Stored items from a collection
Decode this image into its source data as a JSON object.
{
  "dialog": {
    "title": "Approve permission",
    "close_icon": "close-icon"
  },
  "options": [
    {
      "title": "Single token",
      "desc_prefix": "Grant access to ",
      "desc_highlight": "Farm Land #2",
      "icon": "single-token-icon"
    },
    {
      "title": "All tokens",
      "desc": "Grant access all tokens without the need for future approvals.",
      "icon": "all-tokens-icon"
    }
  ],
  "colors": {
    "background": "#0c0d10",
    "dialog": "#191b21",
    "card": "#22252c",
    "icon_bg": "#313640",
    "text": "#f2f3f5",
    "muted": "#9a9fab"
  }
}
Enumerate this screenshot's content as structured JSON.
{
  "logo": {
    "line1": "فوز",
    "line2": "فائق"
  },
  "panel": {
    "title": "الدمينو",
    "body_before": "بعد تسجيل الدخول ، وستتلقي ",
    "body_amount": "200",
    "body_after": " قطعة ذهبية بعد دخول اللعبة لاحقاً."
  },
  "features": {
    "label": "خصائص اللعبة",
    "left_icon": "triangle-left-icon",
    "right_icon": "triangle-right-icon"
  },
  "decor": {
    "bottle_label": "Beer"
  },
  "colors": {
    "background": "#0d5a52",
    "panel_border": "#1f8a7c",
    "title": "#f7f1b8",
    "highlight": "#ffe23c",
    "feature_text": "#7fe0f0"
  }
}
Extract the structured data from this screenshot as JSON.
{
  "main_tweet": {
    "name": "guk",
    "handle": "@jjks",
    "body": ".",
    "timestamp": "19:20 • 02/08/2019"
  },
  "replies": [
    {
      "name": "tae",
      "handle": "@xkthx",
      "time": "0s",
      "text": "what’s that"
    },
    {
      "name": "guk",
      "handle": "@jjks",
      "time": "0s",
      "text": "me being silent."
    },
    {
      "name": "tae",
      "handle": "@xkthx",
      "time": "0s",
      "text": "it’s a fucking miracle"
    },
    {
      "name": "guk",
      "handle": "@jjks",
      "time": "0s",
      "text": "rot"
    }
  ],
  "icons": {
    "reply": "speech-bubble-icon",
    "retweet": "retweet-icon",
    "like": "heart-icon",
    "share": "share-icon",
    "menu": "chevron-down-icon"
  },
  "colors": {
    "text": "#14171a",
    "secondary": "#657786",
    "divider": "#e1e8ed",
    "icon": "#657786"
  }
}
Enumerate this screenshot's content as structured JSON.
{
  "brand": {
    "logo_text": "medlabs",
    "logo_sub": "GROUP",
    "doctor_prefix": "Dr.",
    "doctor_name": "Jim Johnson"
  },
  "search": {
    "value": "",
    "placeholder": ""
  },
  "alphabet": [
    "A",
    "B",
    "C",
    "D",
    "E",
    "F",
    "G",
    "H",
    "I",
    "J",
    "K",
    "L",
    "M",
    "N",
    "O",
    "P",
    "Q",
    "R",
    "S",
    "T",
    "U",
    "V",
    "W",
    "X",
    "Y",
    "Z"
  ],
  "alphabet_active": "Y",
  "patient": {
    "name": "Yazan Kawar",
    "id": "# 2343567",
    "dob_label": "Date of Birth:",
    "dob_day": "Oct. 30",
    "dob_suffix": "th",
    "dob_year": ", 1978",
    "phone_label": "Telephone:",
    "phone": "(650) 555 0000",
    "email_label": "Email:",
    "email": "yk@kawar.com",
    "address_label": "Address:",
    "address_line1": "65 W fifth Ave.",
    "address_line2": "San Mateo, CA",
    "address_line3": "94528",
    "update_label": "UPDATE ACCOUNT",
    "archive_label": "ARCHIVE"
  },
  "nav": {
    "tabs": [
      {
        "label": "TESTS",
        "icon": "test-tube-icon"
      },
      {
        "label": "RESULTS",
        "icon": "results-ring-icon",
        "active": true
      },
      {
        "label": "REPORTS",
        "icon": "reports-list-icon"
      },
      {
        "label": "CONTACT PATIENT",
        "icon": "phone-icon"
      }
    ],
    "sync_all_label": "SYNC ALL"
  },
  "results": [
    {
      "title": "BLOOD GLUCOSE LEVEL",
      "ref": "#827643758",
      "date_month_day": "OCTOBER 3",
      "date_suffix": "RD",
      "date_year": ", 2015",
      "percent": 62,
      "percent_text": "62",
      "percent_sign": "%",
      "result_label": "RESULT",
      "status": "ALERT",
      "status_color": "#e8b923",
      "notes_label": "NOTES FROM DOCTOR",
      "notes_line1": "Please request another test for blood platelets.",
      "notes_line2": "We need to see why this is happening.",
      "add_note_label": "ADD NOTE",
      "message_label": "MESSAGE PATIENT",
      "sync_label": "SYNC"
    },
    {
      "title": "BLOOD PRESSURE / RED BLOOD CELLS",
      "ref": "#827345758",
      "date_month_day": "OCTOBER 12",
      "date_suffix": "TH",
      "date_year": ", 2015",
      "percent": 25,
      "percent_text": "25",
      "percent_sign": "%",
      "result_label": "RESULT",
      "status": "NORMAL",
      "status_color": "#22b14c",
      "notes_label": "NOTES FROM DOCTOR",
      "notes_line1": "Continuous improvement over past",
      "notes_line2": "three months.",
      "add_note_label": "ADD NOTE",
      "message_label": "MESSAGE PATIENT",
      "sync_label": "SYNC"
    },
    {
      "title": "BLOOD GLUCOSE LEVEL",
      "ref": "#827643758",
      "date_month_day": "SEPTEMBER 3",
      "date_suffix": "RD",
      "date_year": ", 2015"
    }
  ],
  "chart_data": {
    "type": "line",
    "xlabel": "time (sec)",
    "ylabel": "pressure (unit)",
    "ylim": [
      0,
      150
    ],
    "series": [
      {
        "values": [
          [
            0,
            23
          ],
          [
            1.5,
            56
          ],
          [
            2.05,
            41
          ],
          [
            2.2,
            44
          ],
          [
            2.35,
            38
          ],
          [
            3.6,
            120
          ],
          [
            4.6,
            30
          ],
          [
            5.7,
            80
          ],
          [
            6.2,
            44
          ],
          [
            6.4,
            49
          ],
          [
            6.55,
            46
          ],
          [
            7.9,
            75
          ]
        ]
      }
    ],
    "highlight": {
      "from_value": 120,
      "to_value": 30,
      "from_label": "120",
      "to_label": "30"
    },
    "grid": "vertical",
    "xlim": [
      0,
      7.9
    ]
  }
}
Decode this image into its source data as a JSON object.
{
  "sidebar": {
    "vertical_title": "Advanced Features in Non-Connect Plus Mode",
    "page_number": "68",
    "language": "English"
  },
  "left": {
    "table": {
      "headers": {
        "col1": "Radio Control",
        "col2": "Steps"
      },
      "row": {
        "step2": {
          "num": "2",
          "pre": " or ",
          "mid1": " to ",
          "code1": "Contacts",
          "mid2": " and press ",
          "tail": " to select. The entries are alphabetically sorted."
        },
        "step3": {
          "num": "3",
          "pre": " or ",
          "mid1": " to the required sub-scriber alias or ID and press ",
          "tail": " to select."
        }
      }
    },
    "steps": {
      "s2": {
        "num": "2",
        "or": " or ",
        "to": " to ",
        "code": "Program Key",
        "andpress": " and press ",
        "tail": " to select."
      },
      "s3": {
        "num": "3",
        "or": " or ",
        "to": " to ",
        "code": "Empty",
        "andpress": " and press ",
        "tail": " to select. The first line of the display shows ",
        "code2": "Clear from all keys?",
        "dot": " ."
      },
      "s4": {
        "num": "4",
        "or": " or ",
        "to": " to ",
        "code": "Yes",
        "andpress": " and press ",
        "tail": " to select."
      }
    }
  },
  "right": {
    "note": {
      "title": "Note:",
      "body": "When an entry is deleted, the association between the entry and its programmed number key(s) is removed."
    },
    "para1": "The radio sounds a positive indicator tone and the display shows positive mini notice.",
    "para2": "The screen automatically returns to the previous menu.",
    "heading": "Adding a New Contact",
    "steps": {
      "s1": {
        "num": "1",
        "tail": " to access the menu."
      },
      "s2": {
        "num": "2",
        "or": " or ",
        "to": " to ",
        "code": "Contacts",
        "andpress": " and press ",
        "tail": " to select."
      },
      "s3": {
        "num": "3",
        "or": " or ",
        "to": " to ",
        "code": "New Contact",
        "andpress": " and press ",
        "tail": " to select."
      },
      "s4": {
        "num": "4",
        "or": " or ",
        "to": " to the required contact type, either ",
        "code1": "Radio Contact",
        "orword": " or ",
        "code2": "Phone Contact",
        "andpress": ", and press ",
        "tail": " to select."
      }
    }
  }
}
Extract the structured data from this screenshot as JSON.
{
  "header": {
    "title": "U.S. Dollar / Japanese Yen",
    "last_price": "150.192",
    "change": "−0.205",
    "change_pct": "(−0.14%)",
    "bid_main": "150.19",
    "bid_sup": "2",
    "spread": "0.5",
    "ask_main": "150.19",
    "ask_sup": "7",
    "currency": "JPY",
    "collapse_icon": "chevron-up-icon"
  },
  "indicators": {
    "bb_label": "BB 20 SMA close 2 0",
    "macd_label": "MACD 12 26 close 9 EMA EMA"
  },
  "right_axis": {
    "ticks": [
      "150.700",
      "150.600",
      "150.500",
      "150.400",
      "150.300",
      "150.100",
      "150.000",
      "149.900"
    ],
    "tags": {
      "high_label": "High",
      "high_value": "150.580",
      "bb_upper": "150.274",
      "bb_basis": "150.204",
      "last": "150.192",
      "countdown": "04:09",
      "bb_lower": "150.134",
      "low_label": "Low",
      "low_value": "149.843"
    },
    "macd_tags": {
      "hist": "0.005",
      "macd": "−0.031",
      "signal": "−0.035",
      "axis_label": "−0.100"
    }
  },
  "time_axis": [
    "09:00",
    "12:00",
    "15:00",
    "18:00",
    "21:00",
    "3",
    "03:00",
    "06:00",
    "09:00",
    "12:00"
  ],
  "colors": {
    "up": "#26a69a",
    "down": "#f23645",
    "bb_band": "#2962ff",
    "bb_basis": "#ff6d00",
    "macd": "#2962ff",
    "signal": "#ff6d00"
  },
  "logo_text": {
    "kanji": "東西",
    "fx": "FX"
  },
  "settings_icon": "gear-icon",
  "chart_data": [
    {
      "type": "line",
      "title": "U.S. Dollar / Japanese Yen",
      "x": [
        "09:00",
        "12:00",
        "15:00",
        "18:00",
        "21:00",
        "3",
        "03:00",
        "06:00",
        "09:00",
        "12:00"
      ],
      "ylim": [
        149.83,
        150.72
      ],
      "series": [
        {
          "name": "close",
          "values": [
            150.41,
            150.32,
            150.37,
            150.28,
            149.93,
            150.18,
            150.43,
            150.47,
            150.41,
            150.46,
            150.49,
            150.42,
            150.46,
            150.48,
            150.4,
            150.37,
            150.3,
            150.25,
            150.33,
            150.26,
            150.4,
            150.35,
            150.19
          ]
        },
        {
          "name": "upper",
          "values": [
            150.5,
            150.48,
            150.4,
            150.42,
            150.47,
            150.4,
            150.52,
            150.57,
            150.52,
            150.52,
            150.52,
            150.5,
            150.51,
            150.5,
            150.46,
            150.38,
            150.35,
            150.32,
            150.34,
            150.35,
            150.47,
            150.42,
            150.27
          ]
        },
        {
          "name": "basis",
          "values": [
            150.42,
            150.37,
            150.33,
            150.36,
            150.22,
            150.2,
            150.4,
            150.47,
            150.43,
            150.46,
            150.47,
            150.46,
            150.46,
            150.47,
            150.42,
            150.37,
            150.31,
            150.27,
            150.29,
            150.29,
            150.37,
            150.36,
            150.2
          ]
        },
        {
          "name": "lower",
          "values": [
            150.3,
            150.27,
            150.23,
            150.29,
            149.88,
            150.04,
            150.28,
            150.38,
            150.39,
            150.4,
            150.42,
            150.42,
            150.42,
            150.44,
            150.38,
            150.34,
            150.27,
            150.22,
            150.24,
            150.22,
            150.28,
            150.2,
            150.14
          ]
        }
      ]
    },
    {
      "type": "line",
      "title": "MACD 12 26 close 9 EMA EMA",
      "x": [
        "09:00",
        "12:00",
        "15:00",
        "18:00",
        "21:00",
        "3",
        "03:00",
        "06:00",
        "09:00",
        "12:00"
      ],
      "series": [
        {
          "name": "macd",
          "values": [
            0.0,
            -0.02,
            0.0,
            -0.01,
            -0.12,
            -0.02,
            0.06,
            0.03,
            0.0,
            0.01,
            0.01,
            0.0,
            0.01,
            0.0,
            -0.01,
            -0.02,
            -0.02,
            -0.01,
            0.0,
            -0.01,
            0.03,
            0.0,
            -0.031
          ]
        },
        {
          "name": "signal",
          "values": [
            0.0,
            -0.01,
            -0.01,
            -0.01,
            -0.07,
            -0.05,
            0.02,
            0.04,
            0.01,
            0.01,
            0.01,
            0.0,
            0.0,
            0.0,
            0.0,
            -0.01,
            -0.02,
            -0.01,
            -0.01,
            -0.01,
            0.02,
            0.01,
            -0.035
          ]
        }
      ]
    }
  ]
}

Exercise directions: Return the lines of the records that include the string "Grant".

Answer for the task:
      "desc_prefix": "Grant access to ",
      "desc": "Grant access all tokens without the need for future approvals.",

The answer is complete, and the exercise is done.